Sponsored By

Russia Embargo No Surprise; But What Does it Mean?Russia Embargo No Surprise; But What Does it Mean?

Steve Meyer

August 11, 2014

3 Min Read
Russia Embargo No Surprise; But What Does it Mean?

Show of hands: How many of you thought “Russia is embargoing imports? Now there’s a shocker!”

That was pretty much my thought in a nutshell. The only difference is that this time they aren’t offering some food safety or “concern for our citizens’ well-being” as the reason. Whether you agree with it or not, this one is based on a pretty obvious driver: Other countries are sanctioning them. The fact that they reacted should be no surprise at all.

But how will it affect us? That’s the question that many are asking. Based on the talk and last week’s market action, one would not conclude this is the end of the world but would conclude it is significant. Psychologically that may be so but the numbers don’t support it. Consider:

  • From March 2013 through April 2014, Russia imported exactly 40,000 pounds, carcass weight, of U.S. pork. One container full in 14 months. See Figure 1.meyer0811fig1.jpg

  • Since April, Russia’s purchases from the United States have been growing but still amounted to just 20.7 million and 25.1 million pounds, carcass weight, in May and June. Those figures are 1.1% and 1.2%, respectively, of U.S pork production in the two months. Those figures would represent about 0.9% and 1.0% of total U.S.-Canada pork output

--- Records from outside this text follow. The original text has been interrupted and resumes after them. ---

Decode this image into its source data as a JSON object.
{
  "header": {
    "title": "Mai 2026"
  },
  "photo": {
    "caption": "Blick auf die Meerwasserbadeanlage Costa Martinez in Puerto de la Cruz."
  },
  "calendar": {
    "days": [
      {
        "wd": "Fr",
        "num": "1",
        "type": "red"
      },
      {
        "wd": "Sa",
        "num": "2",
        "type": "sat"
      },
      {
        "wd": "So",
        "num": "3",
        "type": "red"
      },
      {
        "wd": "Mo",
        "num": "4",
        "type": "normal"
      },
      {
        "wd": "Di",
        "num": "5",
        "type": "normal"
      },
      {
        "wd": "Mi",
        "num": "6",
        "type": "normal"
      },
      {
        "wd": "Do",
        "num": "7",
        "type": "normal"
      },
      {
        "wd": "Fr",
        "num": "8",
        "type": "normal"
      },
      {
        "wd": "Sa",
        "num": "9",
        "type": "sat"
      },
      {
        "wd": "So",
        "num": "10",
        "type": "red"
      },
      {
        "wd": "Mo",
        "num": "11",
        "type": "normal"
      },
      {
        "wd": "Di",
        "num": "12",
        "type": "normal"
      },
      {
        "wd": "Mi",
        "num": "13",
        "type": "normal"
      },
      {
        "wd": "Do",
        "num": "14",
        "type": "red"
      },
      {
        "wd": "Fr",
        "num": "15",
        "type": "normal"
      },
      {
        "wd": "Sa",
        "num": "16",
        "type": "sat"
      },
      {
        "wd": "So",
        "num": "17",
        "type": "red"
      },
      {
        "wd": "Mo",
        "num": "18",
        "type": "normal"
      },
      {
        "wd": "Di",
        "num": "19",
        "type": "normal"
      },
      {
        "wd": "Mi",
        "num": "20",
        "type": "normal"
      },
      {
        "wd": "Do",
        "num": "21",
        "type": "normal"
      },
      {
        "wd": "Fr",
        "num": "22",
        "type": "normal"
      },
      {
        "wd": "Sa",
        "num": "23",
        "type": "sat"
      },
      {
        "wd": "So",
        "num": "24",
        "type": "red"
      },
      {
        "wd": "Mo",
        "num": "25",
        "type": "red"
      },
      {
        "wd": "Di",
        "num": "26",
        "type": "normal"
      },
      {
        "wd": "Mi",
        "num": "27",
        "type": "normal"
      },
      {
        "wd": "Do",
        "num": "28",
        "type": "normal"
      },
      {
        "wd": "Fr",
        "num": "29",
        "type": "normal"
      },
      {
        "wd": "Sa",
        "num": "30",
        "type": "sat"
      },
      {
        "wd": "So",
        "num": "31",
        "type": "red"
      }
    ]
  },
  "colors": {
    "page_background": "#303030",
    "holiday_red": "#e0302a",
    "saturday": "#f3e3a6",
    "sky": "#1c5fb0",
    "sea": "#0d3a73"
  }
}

  • Canada’s shipments to Russia have amounted to 8.2% of Canadian pork output so far in 2014. That figure represents roughly 1.4% of combined U.S.-Canada output.

  • It appears that the Russian decision will cause about 2% to 2.5% more pork to be placed on the U.S.-Canada market relative to recent levels assuming no other home can be found for that product. Any product that Russia buys to backfill the shortages will have to be pulled from some current market, opening an opportunity for pork from the United States and Canada. Some will no doubt have to be sold on this continent but even if it is all sold here, I would expect the price impacts to be in the 5% range. October Lean Hogs futures are down about 3% from Wednesday’s close. The price impacts will get smaller as time goes by and markets rationalize.

New crop corn and soybean meal futures have found comfort ranges – at least for the moment – near $3.50/bushel and $350/ton, respectively. Those prices will put hog production costs near $70/cwt. carcass weight according to our model based on Iowa State University’s Estimated Costs and Returns. The U.S. Department of Agriculture’s August Crop Production and World Supply and Demand Estimates are due out tomorrow and analysts expect the USDA to raise its estimated corn yield to just over 170 bushels per acre and to raise the estimates soybean yield to 45.6 bushels per acre. Both would be new records and would lead to record-large U.S. crops.

It looks almost certain that hog production costs in the coming year will be the lowest since 2010. Both crops are still susceptible to an early frost but crop conditions have been excellent and progress is, if anything, a bit ahead of normal for both.meyer0811fig2_0.jpg

Though forecast farrow-to-finish hog margins have fallen in the past three weeks as Lean Hogs futures have declined, projected margins of $52.55/head as of today for 2014 are still record-high. Today’s forecast of roughly $30/head for 2015 would make it the second best year on record for U.S. pork producers. meyer0811_20NA_20pork_20industry.jpg


About the Author(s)

Steve Meyer

Partners for Production Agriculture

Steve Meyer joins Kerns and Associates, Ames, Iowa. As Kerns team member, Meyer will be speaking, developing and delivering economic data and analyses, and working with our clients to provide critical perspectives as they benchmark and drive risk management decisions.

Previously, Meyer served as vice president of Pork Analysis for EMI. Meyer conducted ongoing analysis of hog and pork markets. In a former role, as president of Paragon, he also monitored and analyzed cattle, beef and poultry markets to meet the needs of his diverse set of clients. He served for 12 years as an author of The Daily Livestock Report sponsored by CME Group, an e-newsletter whose circulation grew steadily following its introduction in 2003. In addition, he writes a feature article for National Hog Farmer’s NHF Daily e-letter that focuses on economic issues in North America’s swine/pork sector.

Prior to founding Paragon Economics, Meyer served as director of Economics for the National Pork Producers Council and National Pork Board from 1993-2002. In that capacity, he provided economic counsel to producers and NPPC/NPB staff and coordinated staff and consultants’ activities regarding meat industry production and price forecasts and the economic impact of pork production and processing. He also administered NPPC/NPB programs dealing with marketing and pricing systems, industry structure, coordination and competitiveness. Since leaving the NPB staff, Meyer has served as the organizations’ consulting economist. In addition, he spent three years as an assistant professor in the agriculture economics department at the University of Missouri.

Subscribe to Our Newsletters
National Hog Farmer is the source for hog production, management and market news

You May Also Like